When the all-day lovefest for Sue Bird was over, and the scores of posters expressing pure adulation had been taken down as the record crowd dispersed, the woman of the hour reflected on what it all meant.
Specifically, she was asked what the rookie version of herself would have thought of Sunday’s raucous celebration at Climate Pledge Arena as Bird played her final home regular-season game for the Seattle Storm at the age of nearly 42. It has been 21 years of first earning respect from the fan base (and the league at large), and then admiration, and finally devotion and deep affection.
“I think 21-year-old me would be surprised I’m still going,’’ she said with a laugh. “Not because she didn’t think I had it in me. She wouldn’t have even thought those things. So I think she’d be really proud. And, you know, she’s still inside here.”
Along with everything else, all the tributes and rapturous ovations, it was a day of connections — between Bird and her youthful self, between Bird and the adoring fans, Bird and her family and friends, who all poured into Climate Pledge to tell Sue goodbye (at least until the Storm return for a playoff game, which Bird vowed would happen).
But mostly, it was a day that connected the WNBA’s past with what appears to be a bountiful future, as reflected in the woman who has become synonymous with Seattle and the league itself. And as the last player standing from the WNBA’s early days, Bird watched with almost maternal pride as she prepares to pass the baton to the likes of Breanna Stewart, A’ja Wilson and Kelsey Plum.

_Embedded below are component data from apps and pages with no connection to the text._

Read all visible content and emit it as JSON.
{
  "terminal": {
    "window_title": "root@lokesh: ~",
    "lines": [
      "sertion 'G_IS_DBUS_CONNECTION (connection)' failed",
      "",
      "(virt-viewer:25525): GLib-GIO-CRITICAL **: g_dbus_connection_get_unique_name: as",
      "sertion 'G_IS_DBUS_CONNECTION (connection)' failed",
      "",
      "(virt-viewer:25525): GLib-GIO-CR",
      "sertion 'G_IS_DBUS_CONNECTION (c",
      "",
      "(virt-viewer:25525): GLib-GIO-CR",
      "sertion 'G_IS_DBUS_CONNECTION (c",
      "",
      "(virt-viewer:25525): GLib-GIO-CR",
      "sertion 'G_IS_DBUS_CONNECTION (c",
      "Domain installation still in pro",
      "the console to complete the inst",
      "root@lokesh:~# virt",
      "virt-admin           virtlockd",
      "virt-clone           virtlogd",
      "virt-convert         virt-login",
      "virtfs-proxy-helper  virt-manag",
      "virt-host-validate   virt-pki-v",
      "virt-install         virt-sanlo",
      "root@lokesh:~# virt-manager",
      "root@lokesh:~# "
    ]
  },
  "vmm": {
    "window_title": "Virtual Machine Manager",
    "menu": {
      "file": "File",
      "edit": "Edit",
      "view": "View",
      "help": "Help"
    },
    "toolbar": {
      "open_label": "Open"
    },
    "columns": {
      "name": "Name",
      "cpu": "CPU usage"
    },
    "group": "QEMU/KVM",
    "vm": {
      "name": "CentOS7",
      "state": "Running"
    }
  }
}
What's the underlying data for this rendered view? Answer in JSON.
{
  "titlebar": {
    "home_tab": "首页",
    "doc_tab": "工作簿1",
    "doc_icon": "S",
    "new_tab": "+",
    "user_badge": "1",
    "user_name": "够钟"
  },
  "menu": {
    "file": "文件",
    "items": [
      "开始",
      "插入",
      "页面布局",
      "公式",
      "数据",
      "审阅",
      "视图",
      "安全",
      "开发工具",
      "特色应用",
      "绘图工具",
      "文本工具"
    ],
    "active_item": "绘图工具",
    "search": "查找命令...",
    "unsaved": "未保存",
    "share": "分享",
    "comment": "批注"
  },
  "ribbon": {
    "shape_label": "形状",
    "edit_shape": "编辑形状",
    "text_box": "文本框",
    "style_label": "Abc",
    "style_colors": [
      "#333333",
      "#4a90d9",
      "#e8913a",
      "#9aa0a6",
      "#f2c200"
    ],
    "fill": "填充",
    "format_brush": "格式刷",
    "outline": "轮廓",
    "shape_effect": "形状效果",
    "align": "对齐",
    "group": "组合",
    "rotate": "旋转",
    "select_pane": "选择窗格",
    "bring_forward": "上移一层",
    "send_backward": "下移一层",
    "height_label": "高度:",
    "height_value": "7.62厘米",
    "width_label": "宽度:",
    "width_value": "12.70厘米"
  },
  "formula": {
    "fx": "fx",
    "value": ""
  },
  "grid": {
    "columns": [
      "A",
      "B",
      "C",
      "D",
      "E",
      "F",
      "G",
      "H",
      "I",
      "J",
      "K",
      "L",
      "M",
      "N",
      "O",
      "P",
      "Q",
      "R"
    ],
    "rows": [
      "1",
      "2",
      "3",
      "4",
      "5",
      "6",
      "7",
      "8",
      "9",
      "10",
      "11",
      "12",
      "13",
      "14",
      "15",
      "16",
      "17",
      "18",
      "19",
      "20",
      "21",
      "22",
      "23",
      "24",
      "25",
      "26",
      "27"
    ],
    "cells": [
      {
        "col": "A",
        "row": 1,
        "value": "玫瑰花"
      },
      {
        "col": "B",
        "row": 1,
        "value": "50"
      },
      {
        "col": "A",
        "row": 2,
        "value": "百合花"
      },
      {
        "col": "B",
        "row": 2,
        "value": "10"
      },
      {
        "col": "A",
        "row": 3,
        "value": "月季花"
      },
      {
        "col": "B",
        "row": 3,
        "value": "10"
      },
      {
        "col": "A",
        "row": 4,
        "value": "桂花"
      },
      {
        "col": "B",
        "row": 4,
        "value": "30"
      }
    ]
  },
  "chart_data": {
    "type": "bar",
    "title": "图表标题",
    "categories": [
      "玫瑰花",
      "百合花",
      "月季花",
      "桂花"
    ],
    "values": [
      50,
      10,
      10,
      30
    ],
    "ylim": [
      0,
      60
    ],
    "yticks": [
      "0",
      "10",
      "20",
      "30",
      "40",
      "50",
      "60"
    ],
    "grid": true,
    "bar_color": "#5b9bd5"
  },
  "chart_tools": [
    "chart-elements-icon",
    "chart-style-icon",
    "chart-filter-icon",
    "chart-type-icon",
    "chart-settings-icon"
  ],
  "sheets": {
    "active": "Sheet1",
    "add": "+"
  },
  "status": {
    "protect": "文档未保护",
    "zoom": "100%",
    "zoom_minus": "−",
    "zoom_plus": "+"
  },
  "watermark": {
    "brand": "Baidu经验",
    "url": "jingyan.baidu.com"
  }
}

It was almost an afterthought that the Las Vegas Aces of Wilson and Plum defeated the Storm, 89-81. But it was hard to ignore the sellout crowd of 18,100 at Climate Pledge Arena — largest ever to see the Storm play — and the energy that crackled through the arena starting hours before tip-off, right through Bird’s brief but heartfelt postgame address (she promised a much more thorough one at a later date).
“I’ve played here 21 years, so I know my name has become synonymous with this franchise,’’ she said. “And it’s become a little bit of a household name in the city, in this community …. But what I represent is all the players who have played here, all the championships we’ve won, all the coaches who have come through, everyone who’s come through the front office, everyone who’s been on staff here, you name it.
“I’m just that one name. So I think today was, yes, in honor in honor of me, and people showed up and showed out for sure. It really was amazing, but I think it’s really, truly a celebration of Storm basketball … because I am kind of Storm basketball.”
Mind you, that’s a statement made with no ego or self-promotion. If anything, it’s Bird trying to deflect the attention that’s been flooding down on her ever since she announced her pending retirement in June. But there is also a sense of keen pride in watching the steady advancement of the WNBA, and seeing next-generation players in their mid-20s like Stewart and Wilson — the two leading lights of Team USA — continuing their fierce MVP battle with brilliant efforts (35 points and 10 rebounds for Stewart, 29 points for Wilson).
“The WNBA has turned a corner recently in the last couple of years in terms of popularity, in terms of notoriety, people talking about us, covering the story lines, marketing opportunities,” Bird said. “And that wasn’t always the case.